§ WORK REQUEST
When a line of the records contains "timestamp", copy it.

§ DATA SHOWN

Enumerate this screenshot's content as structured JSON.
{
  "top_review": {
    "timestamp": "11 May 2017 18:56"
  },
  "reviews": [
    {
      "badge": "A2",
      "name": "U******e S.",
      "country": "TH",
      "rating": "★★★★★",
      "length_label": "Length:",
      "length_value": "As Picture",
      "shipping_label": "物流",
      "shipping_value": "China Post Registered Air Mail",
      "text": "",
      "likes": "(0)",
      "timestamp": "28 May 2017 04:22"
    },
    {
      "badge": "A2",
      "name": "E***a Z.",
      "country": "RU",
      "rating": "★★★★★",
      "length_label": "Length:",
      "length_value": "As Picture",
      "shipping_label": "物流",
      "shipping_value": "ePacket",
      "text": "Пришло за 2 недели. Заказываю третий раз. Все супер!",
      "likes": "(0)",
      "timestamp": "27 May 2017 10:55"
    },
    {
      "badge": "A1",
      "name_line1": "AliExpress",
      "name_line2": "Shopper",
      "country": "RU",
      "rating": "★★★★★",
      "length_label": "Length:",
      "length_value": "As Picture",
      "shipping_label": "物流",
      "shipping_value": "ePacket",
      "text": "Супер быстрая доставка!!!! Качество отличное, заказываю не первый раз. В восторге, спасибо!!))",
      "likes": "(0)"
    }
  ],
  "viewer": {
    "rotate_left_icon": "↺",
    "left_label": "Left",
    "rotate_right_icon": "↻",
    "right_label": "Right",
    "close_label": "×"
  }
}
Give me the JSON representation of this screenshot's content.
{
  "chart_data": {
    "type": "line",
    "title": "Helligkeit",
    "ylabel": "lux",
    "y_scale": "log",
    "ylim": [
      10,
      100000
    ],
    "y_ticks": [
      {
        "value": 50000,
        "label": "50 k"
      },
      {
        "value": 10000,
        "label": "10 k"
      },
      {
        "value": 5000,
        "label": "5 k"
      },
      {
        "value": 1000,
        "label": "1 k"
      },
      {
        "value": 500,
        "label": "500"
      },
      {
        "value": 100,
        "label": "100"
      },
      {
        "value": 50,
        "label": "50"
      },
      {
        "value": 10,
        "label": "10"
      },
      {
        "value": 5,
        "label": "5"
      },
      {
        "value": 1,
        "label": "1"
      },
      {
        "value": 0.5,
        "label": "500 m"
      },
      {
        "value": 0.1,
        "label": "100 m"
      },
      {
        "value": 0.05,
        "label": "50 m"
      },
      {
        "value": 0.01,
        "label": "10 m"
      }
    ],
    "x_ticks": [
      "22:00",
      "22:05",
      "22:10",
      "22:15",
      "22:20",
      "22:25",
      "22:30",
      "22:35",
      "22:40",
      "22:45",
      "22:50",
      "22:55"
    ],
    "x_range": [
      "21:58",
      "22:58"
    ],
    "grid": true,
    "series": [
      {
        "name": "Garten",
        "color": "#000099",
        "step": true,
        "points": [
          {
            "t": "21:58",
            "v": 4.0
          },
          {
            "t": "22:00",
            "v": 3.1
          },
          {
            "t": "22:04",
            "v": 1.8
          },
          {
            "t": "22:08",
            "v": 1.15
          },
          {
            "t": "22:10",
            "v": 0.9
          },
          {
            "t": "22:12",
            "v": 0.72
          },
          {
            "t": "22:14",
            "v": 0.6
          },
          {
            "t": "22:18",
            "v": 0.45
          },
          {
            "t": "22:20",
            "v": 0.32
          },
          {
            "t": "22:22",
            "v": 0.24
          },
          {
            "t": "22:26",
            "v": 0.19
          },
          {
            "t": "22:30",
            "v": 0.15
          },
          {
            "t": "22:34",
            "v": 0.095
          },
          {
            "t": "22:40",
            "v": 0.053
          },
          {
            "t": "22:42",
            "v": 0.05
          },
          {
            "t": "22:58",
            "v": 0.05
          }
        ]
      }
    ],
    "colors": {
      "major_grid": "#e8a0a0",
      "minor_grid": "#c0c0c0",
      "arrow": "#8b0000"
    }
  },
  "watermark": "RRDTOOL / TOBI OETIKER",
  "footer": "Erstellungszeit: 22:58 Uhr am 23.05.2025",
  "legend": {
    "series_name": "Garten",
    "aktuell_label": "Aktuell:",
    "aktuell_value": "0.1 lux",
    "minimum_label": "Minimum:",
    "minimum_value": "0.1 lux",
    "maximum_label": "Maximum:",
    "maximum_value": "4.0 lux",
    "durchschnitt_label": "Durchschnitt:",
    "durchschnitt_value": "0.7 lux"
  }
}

§ OUTPUT
    "timestamp": "11 May 2017 18:56"
      "timestamp": "28 May 2017 04:22"
      "timestamp": "27 May 2017 10:55"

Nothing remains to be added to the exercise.